She stays in the kitchen preparing a meal and works hard, complaining about her sister doing nothing. Mary sits at Jesus’ feet and listens to his words.                                                                            Our life. A relationship with Jesus is a mixture of these attitudes. Sometimes we do something for him or because of Jesus (such as feeding a homeless person), and sometimes we just stand in prayer. Interestingly, Jesus does not propose to Martha to swap her work for sitting quietly at his feet. He proposes himself to her. It is Him that Mary has chosen and it is her ‘better part’ that she will never be deprived of. That is another lesson. If Jesus becomes the most important guest for us, we will accept him into our lives, we will be able to serve others without opposition, unnecessary words, explanations.
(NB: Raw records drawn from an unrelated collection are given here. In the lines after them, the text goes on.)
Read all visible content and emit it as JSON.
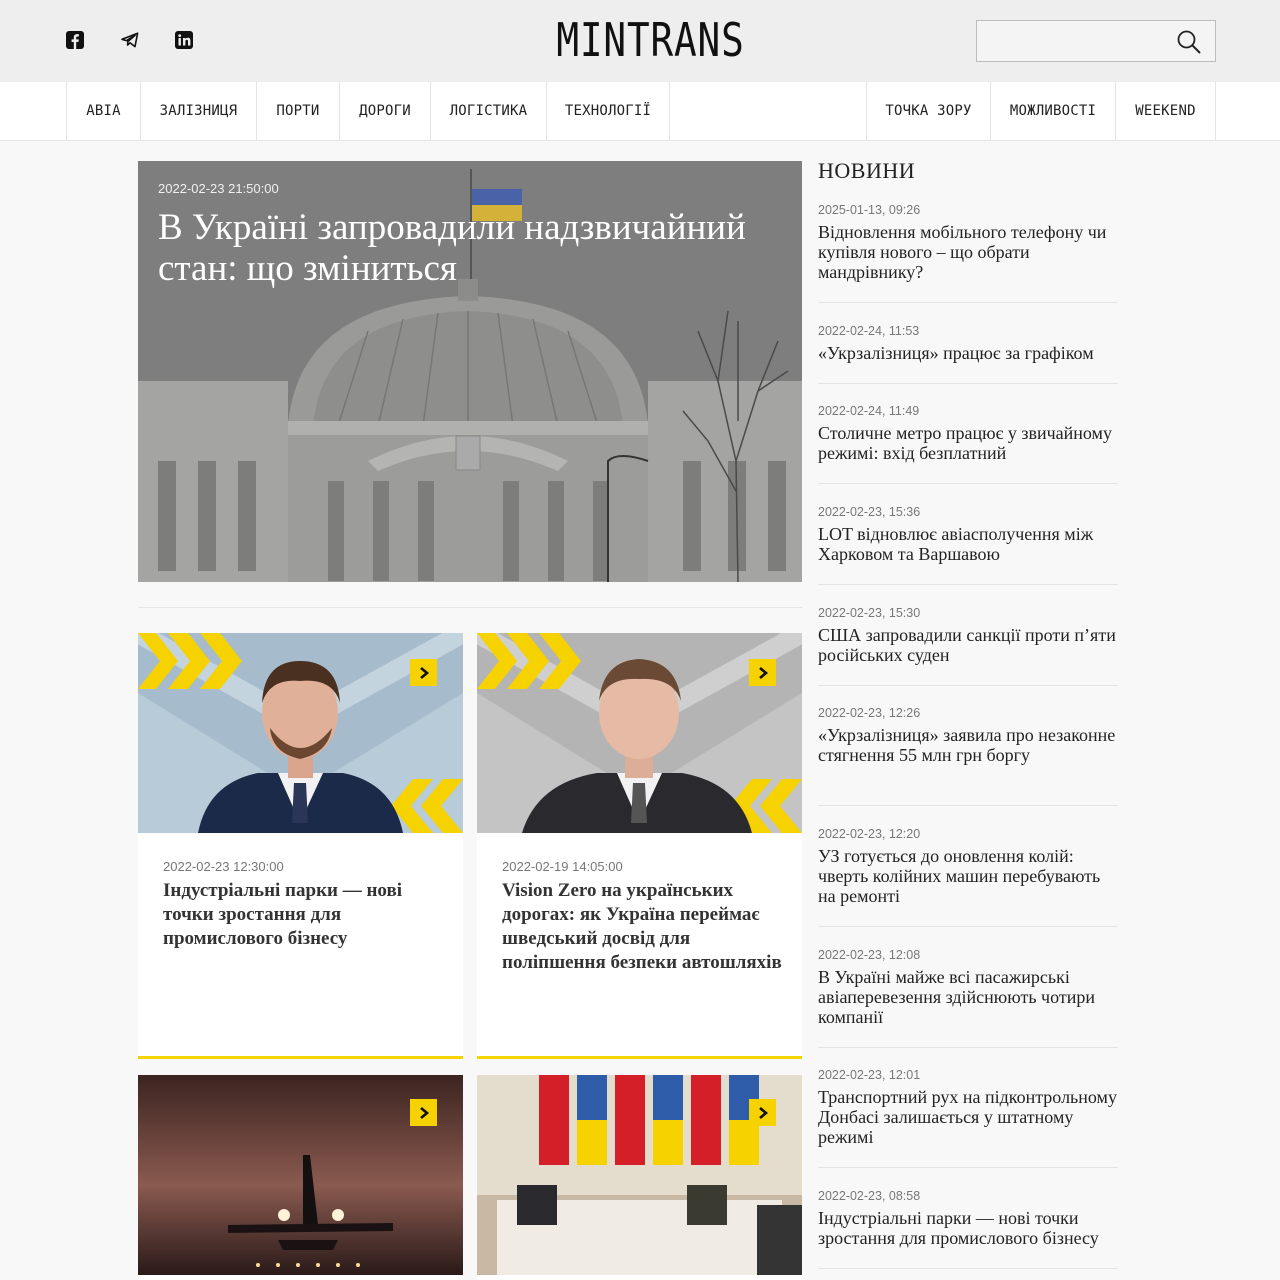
{
  "header": {
    "logo": "MINTRANS",
    "search": {
      "value": "",
      "placeholder": ""
    },
    "social": [
      "facebook-icon",
      "telegram-icon",
      "linkedin-icon"
    ]
  },
  "nav": {
    "left": [
      "АВІА",
      "ЗАЛІЗНИЦЯ",
      "ПОРТИ",
      "ДОРОГИ",
      "ЛОГІСТИКА",
      "ТЕХНОЛОГІЇ"
    ],
    "right": [
      "ТОЧКА ЗОРУ",
      "МОЖЛИВОСТІ",
      "WEEKEND"
    ]
  },
  "hero": {
    "date": "2022-02-23 21:50:00",
    "title": "В Україні запровадили надзвичайний стан: що зміниться"
  },
  "cards": [
    {
      "date": "2022-02-23 12:30:00",
      "title": "Індустріальні парки — нові точки зростання для промислового бізнесу"
    },
    {
      "date": "2022-02-19 14:05:00",
      "title": "Vision Zero на українських дорогах: як Україна переймає шведський досвід для поліпшення безпеки автошляхів"
    },
    {
      "date": "",
      "title": ""
    },
    {
      "date": "",
      "title": ""
    }
  ],
  "news": {
    "heading": "НОВИНИ",
    "items": [
      {
        "date": "2025-01-13, 09:26",
        "title": "Відновлення мобільного телефону чи купівля нового – що обрати мандрівнику?"
      },
      {
        "date": "2022-02-24, 11:53",
        "title": "«Укрзалізниця» працює за графіком"
      },
      {
        "date": "2022-02-24, 11:49",
        "title": "Столичне метро працює у звичайному режимі: вхід безплатний"
      },
      {
        "date": "2022-02-23, 15:36",
        "title": "LOT відновлює авіасполучення між Харковом та Варшавою"
      },
      {
        "date": "2022-02-23, 15:30",
        "title": "США запровадили санкції проти п’яти російських суден"
      },
      {
        "date": "2022-02-23, 12:26",
        "title": "«Укрзалізниця» заявила про незаконне стягнення 55 млн грн боргу"
      },
      {
        "date": "2022-02-23, 12:20",
        "title": "УЗ готується до оновлення колій: чверть колійних машин перебувають на ремонті"
      },
      {
        "date": "2022-02-23, 12:08",
        "title": "В Україні майже всі пасажирські авіаперевезення здійснюють чотири компанії"
      },
      {
        "date": "2022-02-23, 12:01",
        "title": "Транспортний рух на підконтрольному Донбасі залишається у штатному режимі"
      },
      {
        "date": "2022-02-23, 08:58",
        "title": "Індустріальні парки — нові точки зростання для промислового бізнесу"
      }
    ]
  },
  "colors": {
    "accent": "#f5d200",
    "header_bg": "#eeeeee",
    "page_bg": "#f8f8f8"
  }
}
We will be able to put ourselves somewhere further down the line.

The attitude of service flowing from Jesus’ invitation of hospitality to life is what we hear in St Paul’s letter to the parish of Colossians.

We are to pass on faith in Jesus, and the crucified Jesus, by the way we live and serve others. It is not a matter of proclaiming the Gospel in words alone, but affirming it by the way we live.

This was the case at the beginning of Christianity, when pagans, as Tertullian writes, were converted, seeing the love and service to others that reigned among Christians: “Look,” they said, “how they love each other.”                                                                           God comes as a guest to man. Very surprisingly. For, after all, he surprised Abraham, who was relaxing in front of his tent in the shade of the oak of Mamre in the hot noon. He surprised a busy Martha, and a listening Maria.                                                                                            He comes as a guest to our hearts during Holy Communion when we receive him, but also to our ears when we hear his word during the readings. We would do well, “in the power of God’s Spirit”, to recognise God in those most in need, but also in those closest to us.                                                             These were for them in different ways – through donated time, a cup of water, food, a kind word or patience.